◆ **Activity**: Report each line of the entries below that includes "true".

◆ ◆ ◆ ◆ ◆

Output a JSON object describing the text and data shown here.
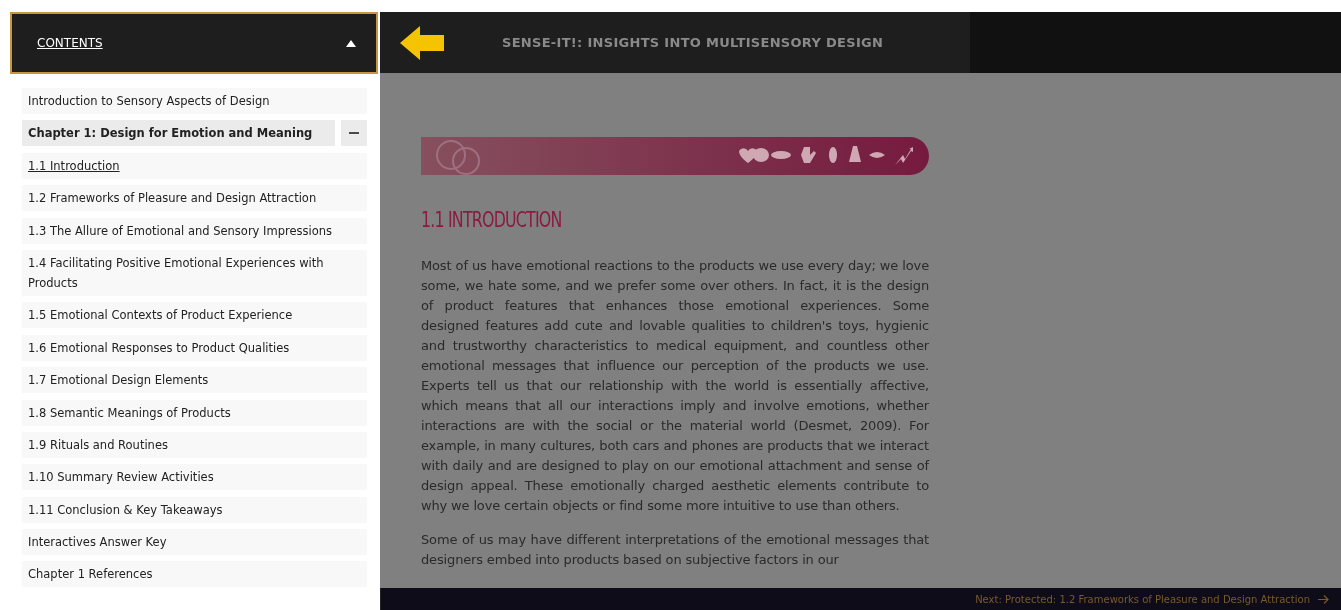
{
  "sidebar": {
    "header": {
      "label": "CONTENTS",
      "expanded": true
    },
    "items": [
      {
        "kind": "item",
        "label": "Introduction to Sensory Aspects of Design"
      },
      {
        "kind": "chapter",
        "label": "Chapter 1: Design for Emotion and Meaning",
        "expanded": true,
        "children": [
          {
            "label": "1.1 Introduction",
            "selected": true
          },
          {
            "label": "1.2 Frameworks of Pleasure and Design Attraction",
            "selected": false
          },
          {
            "label": "1.3 The Allure of Emotional and Sensory Impressions",
            "selected": false
          },
          {
            "label": "1.4 Facilitating Positive Emotional Experiences with Products",
            "selected": false
          },
          {
            "label": "1.5 Emotional Contexts of Product Experience",
            "selected": false
          },
          {
            "label": "1.6 Emotional Responses to Product Qualities",
            "selected": false
          },
          {
            "label": "1.7 Emotional Design Elements",
            "selected": false
          },
          {
            "label": "1.8 Semantic Meanings of Products",
            "selected": false
          },
          {
            "label": "1.9 Rituals and Routines",
            "selected": false
          },
          {
            "label": "1.10 Summary Review Activities",
            "selected": false
          },
          {
            "label": "1.11 Conclusion & Key Takeaways",
            "selected": false
          },
          {
            "label": "Interactives Answer Key",
            "selected": false
          },
          {
            "label": "Chapter 1 References",
            "selected": false
          }
        ]
      }
    ]
  },
  "topbar": {
    "title": "SENSE-IT!: INSIGHTS INTO MULTISENSORY DESIGN"
  },
  "content": {
    "heading": "1.1 INTRODUCTION",
    "paragraphs": [
      "Most of us have emotional reactions to the products we use every day; we love some, we hate some, and we prefer some over others. In fact, it is the design of product features that enhances those emotional experiences. Some designed features add cute and lovable qualities to children's toys, hygienic and trustworthy characteristics to medical equipment, and countless other emotional messages that influence our perception of the products we use. Experts tell us that our relationship with the world is essentially affective, which means that all our interactions imply and involve emotions, whether interactions are with the social or the material world (Desmet, 2009). For example, in many cultures, both cars and phones are products that we interact with daily and are designed to play on our emotional attachment and sense of design appeal. These emotionally charged aesthetic elements contribute to why we love certain objects or find some more intuitive to use than others.",
      "Some of us may have different interpretations of the emotional messages that designers embed into products based on subjective factors in our"
    ]
  },
  "footer": {
    "next": "Next: Protected: 1.2 Frameworks of Pleasure and Design Attraction"
  }
}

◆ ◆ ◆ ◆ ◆

◆ **Solution for this exercise**:
      "expanded": true
        "expanded": true,
            "selected": true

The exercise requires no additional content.